What is required -
Copy out each line of the listing below where the string "icon" appears.

Records supplied -
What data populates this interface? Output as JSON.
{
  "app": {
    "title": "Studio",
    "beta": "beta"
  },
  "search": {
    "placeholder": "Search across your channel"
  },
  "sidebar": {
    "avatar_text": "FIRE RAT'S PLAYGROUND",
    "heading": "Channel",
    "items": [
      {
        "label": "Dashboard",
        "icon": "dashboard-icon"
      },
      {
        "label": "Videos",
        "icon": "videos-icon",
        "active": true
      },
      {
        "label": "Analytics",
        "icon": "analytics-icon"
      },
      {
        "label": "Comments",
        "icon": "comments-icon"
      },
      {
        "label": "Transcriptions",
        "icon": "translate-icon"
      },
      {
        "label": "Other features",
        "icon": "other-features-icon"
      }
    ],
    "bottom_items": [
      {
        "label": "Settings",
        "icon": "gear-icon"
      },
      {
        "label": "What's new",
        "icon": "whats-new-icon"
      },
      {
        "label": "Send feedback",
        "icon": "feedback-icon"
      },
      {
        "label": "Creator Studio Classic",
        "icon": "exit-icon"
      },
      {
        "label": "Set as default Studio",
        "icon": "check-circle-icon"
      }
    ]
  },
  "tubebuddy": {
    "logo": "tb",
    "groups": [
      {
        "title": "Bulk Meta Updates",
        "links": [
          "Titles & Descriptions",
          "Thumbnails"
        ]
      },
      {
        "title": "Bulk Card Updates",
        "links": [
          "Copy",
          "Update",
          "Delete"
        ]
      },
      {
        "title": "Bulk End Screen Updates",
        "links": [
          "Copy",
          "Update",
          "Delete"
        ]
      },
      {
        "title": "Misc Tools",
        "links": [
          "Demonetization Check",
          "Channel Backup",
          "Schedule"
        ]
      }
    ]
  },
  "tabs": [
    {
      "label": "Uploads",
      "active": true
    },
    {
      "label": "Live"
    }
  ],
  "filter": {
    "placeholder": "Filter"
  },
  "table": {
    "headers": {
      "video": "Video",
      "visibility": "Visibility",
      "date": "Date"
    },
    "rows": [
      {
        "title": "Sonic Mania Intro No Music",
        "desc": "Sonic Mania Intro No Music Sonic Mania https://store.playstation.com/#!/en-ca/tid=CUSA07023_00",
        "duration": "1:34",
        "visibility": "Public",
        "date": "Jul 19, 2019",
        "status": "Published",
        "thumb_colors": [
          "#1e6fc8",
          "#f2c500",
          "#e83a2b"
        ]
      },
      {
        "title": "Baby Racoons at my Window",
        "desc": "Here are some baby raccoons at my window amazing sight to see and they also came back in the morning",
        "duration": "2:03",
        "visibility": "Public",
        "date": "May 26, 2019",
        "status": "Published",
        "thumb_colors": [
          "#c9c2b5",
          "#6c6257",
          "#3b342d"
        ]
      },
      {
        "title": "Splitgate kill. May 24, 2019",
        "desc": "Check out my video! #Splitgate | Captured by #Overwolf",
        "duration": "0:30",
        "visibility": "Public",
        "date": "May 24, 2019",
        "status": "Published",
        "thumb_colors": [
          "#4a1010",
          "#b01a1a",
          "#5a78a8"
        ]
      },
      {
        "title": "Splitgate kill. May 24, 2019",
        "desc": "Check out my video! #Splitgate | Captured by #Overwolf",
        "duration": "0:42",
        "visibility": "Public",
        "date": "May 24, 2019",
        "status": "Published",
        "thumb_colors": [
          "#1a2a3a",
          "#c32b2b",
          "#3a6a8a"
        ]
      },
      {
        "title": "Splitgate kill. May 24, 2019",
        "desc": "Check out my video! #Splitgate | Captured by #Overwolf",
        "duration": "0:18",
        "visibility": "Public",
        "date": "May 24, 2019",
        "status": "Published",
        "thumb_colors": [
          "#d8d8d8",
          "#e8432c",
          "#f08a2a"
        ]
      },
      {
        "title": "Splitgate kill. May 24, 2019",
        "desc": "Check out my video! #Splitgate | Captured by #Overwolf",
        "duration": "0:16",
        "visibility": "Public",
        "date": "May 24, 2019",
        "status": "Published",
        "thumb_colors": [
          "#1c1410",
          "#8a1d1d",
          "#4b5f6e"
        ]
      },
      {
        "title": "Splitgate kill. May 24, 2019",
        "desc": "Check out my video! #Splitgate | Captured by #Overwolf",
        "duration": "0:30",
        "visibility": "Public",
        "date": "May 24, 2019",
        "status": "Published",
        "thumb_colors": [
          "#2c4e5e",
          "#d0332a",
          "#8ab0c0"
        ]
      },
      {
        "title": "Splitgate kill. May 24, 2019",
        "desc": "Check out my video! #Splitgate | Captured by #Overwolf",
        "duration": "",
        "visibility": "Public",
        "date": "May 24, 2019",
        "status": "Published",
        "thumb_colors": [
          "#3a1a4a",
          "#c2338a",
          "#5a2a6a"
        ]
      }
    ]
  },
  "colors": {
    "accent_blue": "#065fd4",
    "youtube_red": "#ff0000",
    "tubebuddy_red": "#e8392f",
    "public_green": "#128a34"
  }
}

Worked solution -
        "icon": "dashboard-icon"
        "icon": "videos-icon",
        "icon": "analytics-icon"
        "icon": "comments-icon"
        "icon": "translate-icon"
        "icon": "other-features-icon"
        "icon": "gear-icon"
        "icon": "whats-new-icon"
        "icon": "feedback-icon"
        "icon": "exit-icon"
        "icon": "check-circle-icon"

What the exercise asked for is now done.